In my last post, I didn’t say anything about the film program in The O.P.E.N.. It’s a whole film festival unto itself, showing at the Projector, that wonderful little arthouse cinema that just opened last year on the upper levels of Golden Mile Tower. (They have regular screenings too – check out their offeringshere.)
It’s a pretty international program – the films are set in Chile, Iran, Ukraine, Russia, Poland, Portugal, Germany, France, Switzerland, Hungary, Belgium, Netherlands, Indonesia, Hong Kong and Macao. A few individual films even span more than one country.
What unites pretty much all of them, however, are themes of political violence. This isn’t a feel-good festival, folks. No rom-coms or animated shorts or gay coming-of-age dramas here: just straight-up oppression.
Sometimes the politics is happening up front and centre: Jean-Gabriel Périot’s A German Youth is about the birth of the militant Red Army Faction, and Joshua Oppenheimer’s The Act of Killing centres on the Indonesian genocide of suspected Communists.
Sometimes it’s happening more in the background, as Jafar Panahi and Mojtaba Mirtahmasb’s This Is Not a Film, about Panahi’s attempts to continue filmmaking while under house arrest. Sometimes it’s about the long shadow of historical violence, as in Isabelle Tollenaere’s Battles and Alexei German Jr’s Under Electric Clouds, which look at the scars of war on Europe.
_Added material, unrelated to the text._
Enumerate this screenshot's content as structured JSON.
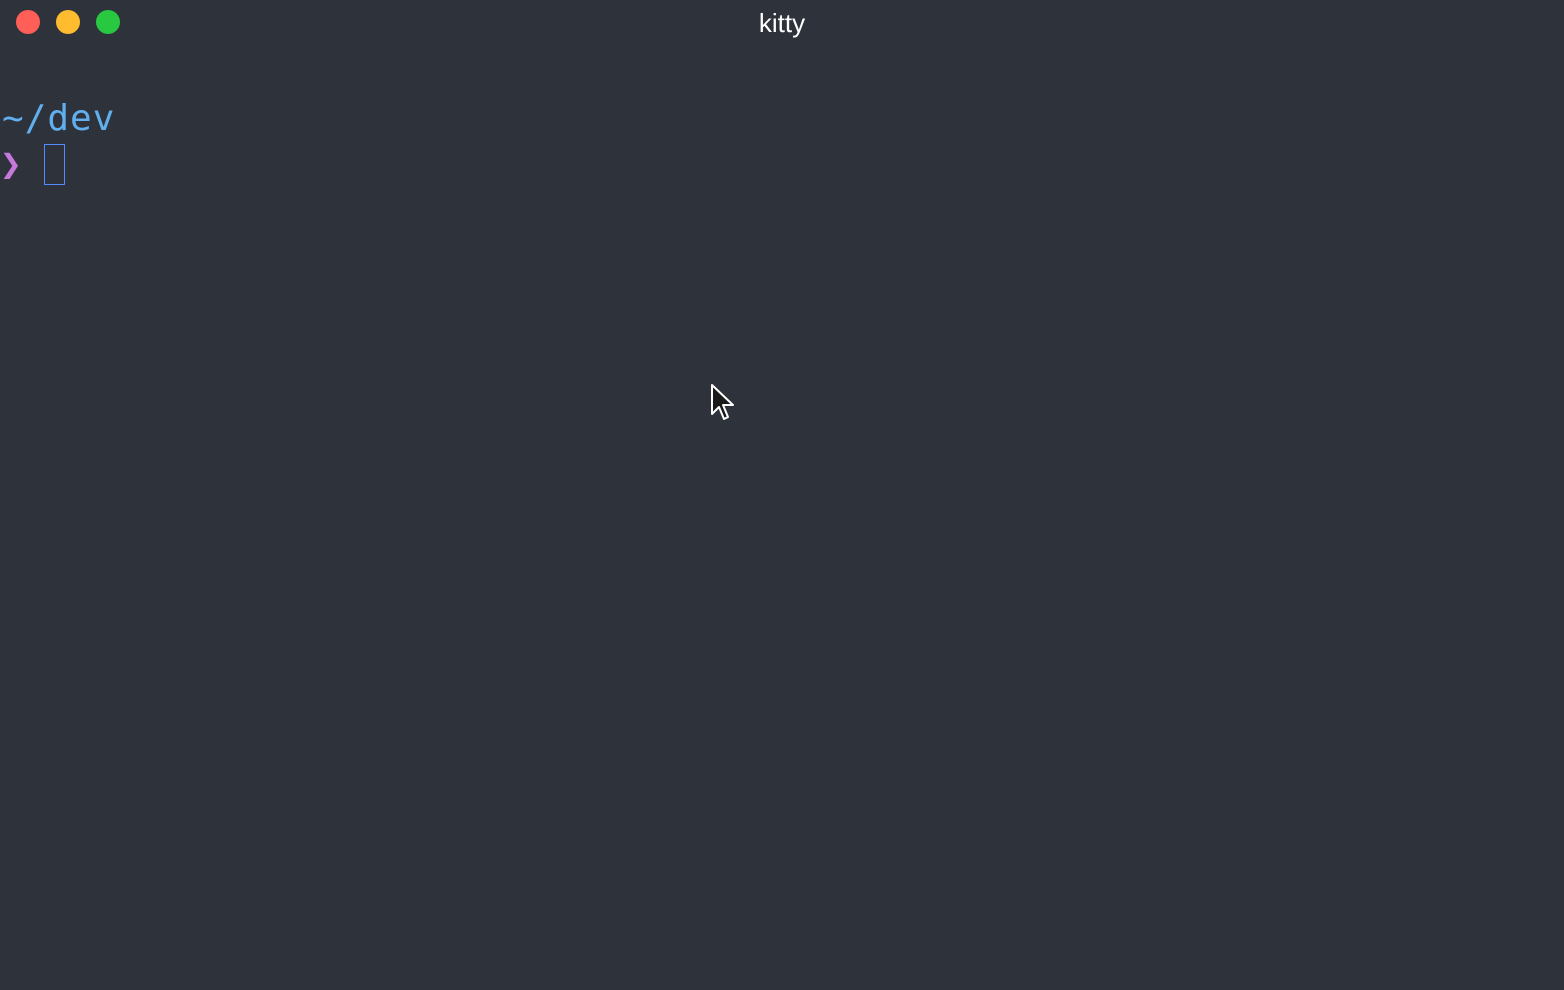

And sometimes it’s more about how mankind is born unto trouble as the sparks fly upwards - Myroslav Slaboshpytsky’s The Tribe, set in a deaf boarding school where students set up their own violent criminal gangs. (I’m really keen to watch this one: it’s filmed entirely in Ukrainian Sign Language with no soundtrack or subtitles – in fact, the director’s banned anyone from showing with subtitles, even after his death. This silent world of hand gestures instead of verbalization is the point itself.)
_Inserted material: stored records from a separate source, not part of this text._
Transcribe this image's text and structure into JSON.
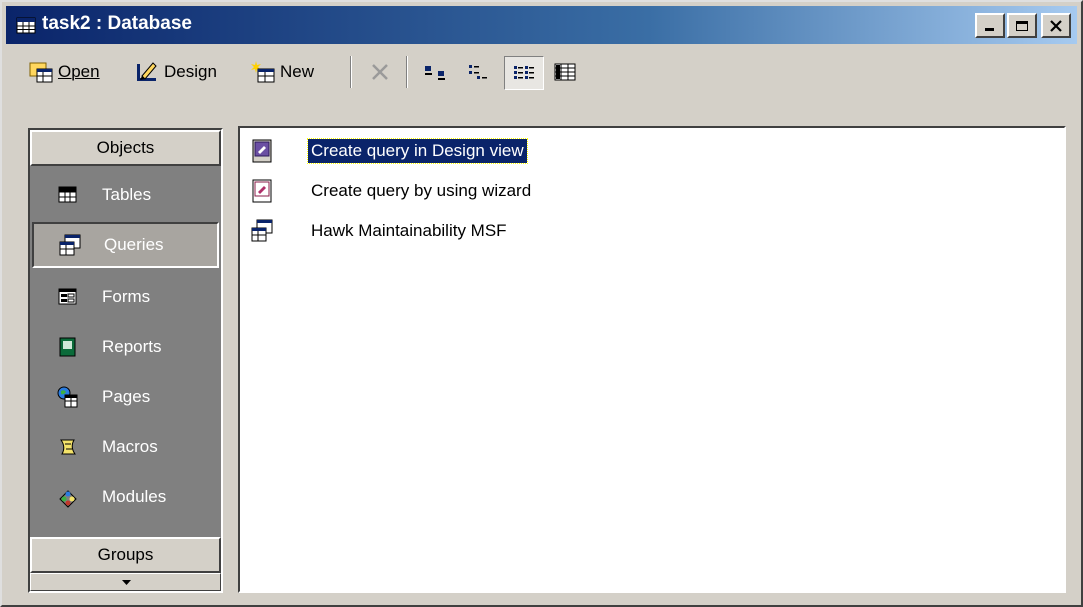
{
  "window": {
    "title": "task2 : Database",
    "controls": [
      "minimize",
      "maximize",
      "close"
    ]
  },
  "toolbar": {
    "open_label": "Open",
    "design_label": "Design",
    "new_label": "New",
    "icons": [
      "delete-icon",
      "large-icons-view-icon",
      "small-icons-view-icon",
      "list-view-icon",
      "details-view-icon"
    ],
    "pressed_view": "list-view"
  },
  "sidebar": {
    "objects_header": "Objects",
    "groups_header": "Groups",
    "items": [
      {
        "label": "Tables",
        "icon": "table-icon"
      },
      {
        "label": "Queries",
        "icon": "query-icon"
      },
      {
        "label": "Forms",
        "icon": "form-icon"
      },
      {
        "label": "Reports",
        "icon": "report-icon"
      },
      {
        "label": "Pages",
        "icon": "page-icon"
      },
      {
        "label": "Macros",
        "icon": "macro-icon"
      },
      {
        "label": "Modules",
        "icon": "module-icon"
      }
    ],
    "selected": "Queries"
  },
  "list": {
    "items": [
      {
        "label": "Create query in Design view",
        "icon": "design-view-shortcut-icon"
      },
      {
        "label": "Create query by using wizard",
        "icon": "wizard-shortcut-icon"
      },
      {
        "label": "Hawk Maintainability MSF",
        "icon": "query-icon"
      }
    ],
    "selected": "Create query in Design view"
  },
  "colors": {
    "titlebar_start": "#0a246a",
    "titlebar_end": "#a6caf0",
    "chrome": "#d4d0c8",
    "sidebar_bg": "#808080",
    "selection": "#0a246a"
  }
}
So yeah, it looks like it’s gonna be a pretty cool festival. I do want to offer a touch of criticism, though.
You see, aside from the makers of This Is Not a Film and the Pablo Larraín Trilogy, all the directors of the films in this festival are white folks from Europe. Sure, it’s nice that Eastern Europe is heavily represented, and that their eyes are often being cast on overlooked historical events in Indonesia and Macau, but what we’re being treated to is an explicitly white European perspective on the world.
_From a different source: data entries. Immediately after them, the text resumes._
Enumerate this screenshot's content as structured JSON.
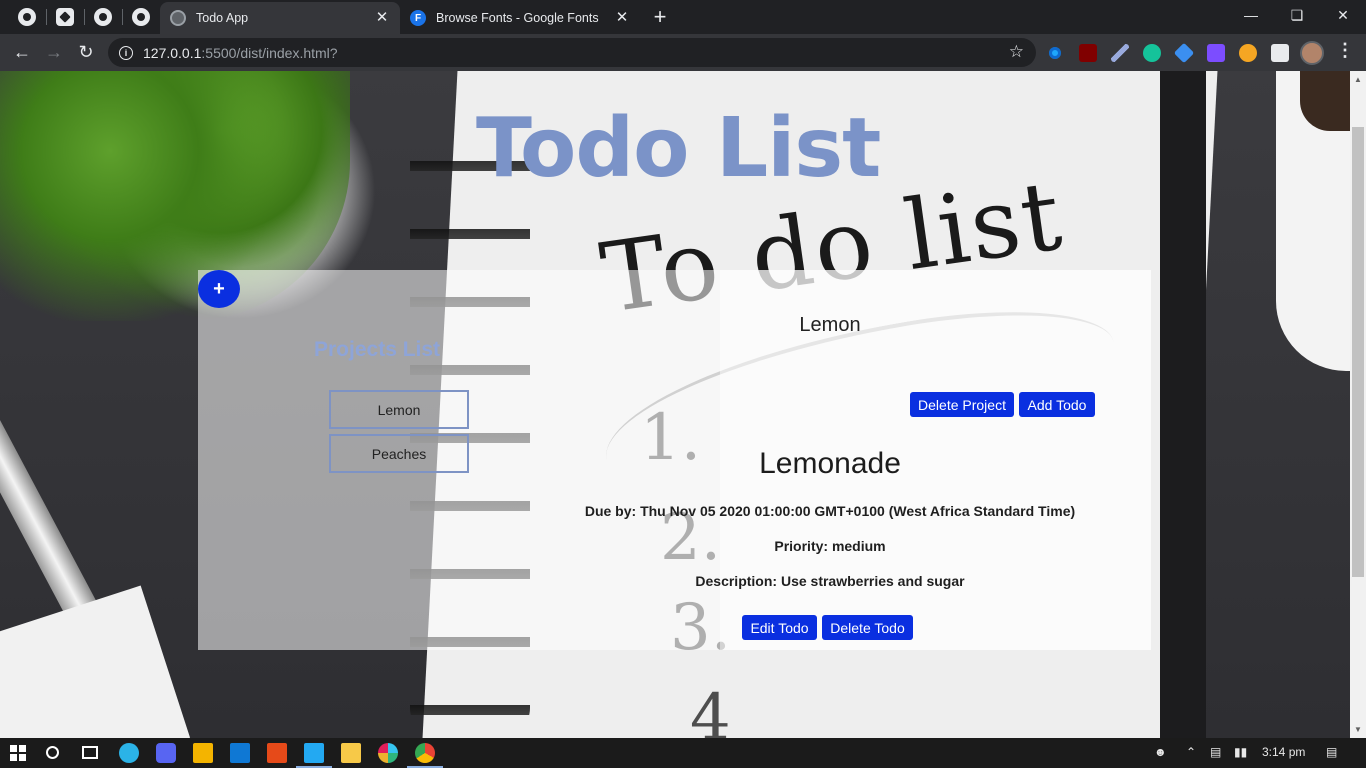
{
  "browser": {
    "tabs": [
      {
        "title": "Todo App",
        "active": true
      },
      {
        "title": "Browse Fonts - Google Fonts",
        "active": false
      }
    ],
    "url_host": "127.0.0.1",
    "url_rest": ":5500/dist/index.html?",
    "pinned_icons": [
      "github-icon",
      "codepen-icon",
      "github-icon",
      "github-icon"
    ],
    "extensions": [
      "extension-c-icon",
      "ublock-icon",
      "pen-icon",
      "grammarly-icon",
      "extension-diamond-icon",
      "vimium-icon",
      "eyes-icon",
      "puzzle-icon"
    ]
  },
  "app": {
    "title": "Todo List",
    "add_project_label": "+",
    "projects_heading": "Projects List",
    "projects": [
      "Lemon",
      "Peaches"
    ],
    "current_project": "Lemon",
    "delete_project_label": "Delete Project",
    "add_todo_label": "Add Todo",
    "todo": {
      "title": "Lemonade",
      "due": "Due by: Thu Nov 05 2020 01:00:00 GMT+0100 (West Africa Standard Time)",
      "priority": "Priority: medium",
      "description": "Description: Use strawberries and sugar"
    },
    "edit_todo_label": "Edit Todo",
    "delete_todo_label": "Delete Todo"
  },
  "background_art": {
    "handwritten_title": "To do list",
    "numbers": [
      "1.",
      "2.",
      "3.",
      "4"
    ]
  },
  "taskbar": {
    "time": "3:14 pm",
    "apps": [
      "windows-start-icon",
      "search-icon",
      "task-view-icon",
      "edge-icon",
      "discord-icon",
      "store-icon",
      "mail-icon",
      "office-icon",
      "vscode-icon",
      "file-explorer-icon",
      "slack-icon",
      "chrome-icon"
    ]
  },
  "colors": {
    "accent_blue": "#0a2fe0",
    "title_blue": "#7b93c8",
    "heading_blue": "#8ea4d8",
    "chrome_dark": "#202124"
  }
}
But maybe that tends to happen in arts festivals anyway? It’s Europe, more than North America, that’s become the arbiter of avant-garde cultural taste, with artists touring from one former European Cultural Capital to another, their reputations growing until they end up in some postcolonial wannabe-creative-city like Singapore or Macau or Dubai.
(Seriously, that is how Ong Keng Sen sang the praises of Chilean theatre production The Imagination of the Future to us – it’s made it big across Europe, and now we’re finally playing it at the OPEN in Singapore. We ain’t a first-tier city for the arts just yet.)
On the other hand, the Singapore International Film Festival (and other similar gigs like the Southeast Asian Film Festival) has traditionally tended to focus on Asia, bringing directors from the region together for common dialogue and exchange. And as I’ve stated before, the OPEN is patently about internationalism, not nationalism.
And on the other other hand (yes, we’re a freakish three-handed creature now, live with it), the O.P.E.N. is about the future, not the past. And if our dear curators are assuming Europe – not Asia, Latin America or Africa – is gonna remain the centre of the cultural world for another century, then we need a bit of post-colonial counseling now, don’t we?